> TASK BRIEF: Below are the lines to check; count those holding the string "artist" and give only the number.

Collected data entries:
╭──

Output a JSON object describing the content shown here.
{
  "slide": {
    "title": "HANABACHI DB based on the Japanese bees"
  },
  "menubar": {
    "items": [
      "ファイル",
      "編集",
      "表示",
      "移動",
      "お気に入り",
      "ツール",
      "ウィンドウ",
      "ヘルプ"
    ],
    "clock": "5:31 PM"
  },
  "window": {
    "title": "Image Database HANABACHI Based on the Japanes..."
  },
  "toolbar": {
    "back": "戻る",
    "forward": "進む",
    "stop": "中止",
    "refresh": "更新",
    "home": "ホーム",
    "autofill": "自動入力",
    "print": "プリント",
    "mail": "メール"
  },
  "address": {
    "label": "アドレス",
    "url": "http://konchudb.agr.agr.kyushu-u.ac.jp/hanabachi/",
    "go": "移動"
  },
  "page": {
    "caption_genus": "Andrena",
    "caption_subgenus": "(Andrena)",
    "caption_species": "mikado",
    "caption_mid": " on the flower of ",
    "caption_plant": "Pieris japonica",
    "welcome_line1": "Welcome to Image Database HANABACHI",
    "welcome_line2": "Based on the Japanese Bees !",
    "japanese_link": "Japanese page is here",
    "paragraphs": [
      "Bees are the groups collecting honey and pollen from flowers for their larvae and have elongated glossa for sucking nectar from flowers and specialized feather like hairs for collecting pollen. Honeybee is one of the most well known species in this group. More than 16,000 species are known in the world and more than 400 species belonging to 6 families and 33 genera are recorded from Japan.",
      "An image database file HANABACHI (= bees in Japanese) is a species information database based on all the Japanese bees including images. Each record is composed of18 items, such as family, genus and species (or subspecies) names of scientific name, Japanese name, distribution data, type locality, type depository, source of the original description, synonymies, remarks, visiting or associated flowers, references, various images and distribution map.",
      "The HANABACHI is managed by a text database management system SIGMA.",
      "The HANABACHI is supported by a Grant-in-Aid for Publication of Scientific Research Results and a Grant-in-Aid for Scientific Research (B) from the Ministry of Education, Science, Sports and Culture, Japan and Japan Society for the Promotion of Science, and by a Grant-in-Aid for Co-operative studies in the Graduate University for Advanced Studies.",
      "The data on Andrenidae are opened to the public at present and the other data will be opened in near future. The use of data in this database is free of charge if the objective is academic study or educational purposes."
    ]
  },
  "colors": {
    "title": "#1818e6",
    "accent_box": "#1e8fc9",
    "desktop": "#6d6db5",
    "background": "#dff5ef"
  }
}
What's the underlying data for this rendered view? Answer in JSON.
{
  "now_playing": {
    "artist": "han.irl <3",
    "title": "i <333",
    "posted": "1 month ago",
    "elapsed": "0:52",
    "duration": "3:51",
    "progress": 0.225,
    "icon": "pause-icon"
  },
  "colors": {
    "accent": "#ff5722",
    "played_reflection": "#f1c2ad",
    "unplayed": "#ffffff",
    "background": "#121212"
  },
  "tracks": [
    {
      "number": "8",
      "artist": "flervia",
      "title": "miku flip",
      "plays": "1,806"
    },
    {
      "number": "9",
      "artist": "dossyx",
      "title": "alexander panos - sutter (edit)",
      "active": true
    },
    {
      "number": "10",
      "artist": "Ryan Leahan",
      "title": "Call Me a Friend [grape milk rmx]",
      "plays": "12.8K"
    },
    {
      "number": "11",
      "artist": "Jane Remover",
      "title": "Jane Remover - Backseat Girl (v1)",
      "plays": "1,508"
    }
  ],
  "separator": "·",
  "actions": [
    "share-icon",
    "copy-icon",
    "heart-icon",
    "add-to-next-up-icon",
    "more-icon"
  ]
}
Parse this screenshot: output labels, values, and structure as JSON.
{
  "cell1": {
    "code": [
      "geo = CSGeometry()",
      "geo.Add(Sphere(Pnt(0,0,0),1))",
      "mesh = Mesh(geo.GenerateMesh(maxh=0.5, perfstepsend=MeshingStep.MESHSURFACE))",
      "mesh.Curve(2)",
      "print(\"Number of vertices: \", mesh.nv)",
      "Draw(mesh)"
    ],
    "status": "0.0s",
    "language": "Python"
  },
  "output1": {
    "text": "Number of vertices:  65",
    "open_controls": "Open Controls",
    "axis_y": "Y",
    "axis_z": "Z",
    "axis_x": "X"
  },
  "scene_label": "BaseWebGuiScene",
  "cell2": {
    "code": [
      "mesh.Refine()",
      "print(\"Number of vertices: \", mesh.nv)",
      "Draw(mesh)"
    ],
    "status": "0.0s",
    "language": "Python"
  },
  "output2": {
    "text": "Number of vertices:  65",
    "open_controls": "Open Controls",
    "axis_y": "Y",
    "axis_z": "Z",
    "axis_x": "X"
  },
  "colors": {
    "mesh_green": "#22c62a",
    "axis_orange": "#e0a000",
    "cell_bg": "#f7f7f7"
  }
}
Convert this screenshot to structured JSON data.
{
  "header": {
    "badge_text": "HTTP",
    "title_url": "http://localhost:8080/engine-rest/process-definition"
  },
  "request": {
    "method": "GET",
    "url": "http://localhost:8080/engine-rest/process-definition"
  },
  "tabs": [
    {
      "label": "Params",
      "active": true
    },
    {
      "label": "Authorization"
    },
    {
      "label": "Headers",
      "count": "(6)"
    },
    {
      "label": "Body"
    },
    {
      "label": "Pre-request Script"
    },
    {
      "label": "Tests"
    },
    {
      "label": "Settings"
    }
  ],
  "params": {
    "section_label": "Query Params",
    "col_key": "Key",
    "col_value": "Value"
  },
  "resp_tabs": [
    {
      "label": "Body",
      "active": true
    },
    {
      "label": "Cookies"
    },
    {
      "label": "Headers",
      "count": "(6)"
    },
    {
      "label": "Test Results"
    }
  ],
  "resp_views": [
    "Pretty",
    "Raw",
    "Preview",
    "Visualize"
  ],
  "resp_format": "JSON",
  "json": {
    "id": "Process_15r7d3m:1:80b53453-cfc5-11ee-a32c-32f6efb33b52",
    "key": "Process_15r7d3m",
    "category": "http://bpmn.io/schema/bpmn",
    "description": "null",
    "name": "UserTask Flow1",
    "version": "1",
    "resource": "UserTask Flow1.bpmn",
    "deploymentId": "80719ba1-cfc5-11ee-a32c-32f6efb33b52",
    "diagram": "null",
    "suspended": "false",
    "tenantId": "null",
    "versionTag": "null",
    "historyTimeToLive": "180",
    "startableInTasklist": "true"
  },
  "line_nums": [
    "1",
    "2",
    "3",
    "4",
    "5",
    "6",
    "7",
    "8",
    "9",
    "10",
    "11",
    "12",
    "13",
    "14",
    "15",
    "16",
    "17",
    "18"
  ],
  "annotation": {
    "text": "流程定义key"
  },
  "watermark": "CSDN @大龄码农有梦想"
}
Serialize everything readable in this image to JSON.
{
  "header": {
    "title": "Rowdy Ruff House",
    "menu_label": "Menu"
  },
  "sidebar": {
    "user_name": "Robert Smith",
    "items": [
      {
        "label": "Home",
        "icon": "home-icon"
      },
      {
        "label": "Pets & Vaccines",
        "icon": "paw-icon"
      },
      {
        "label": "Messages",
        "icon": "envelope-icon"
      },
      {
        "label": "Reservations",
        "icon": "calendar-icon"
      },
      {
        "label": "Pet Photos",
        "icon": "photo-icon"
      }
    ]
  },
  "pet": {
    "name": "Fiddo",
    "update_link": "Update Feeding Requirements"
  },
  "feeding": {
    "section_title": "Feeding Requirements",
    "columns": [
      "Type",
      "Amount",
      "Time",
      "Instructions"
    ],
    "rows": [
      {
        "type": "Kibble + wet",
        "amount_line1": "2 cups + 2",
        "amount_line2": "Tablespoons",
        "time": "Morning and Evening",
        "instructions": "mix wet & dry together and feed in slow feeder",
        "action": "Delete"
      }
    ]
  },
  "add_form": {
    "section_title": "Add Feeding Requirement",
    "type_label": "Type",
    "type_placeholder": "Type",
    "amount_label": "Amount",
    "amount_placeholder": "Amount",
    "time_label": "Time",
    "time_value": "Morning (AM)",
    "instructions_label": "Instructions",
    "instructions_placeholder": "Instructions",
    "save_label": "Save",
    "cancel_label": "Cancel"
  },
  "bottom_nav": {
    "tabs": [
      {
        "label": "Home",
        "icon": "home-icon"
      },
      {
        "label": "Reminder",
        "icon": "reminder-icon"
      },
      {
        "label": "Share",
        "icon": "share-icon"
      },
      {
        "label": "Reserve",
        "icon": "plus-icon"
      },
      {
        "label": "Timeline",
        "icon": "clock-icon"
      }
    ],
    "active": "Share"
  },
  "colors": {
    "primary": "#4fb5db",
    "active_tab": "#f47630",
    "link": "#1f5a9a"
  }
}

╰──

> EXERCISE ANSWER: 5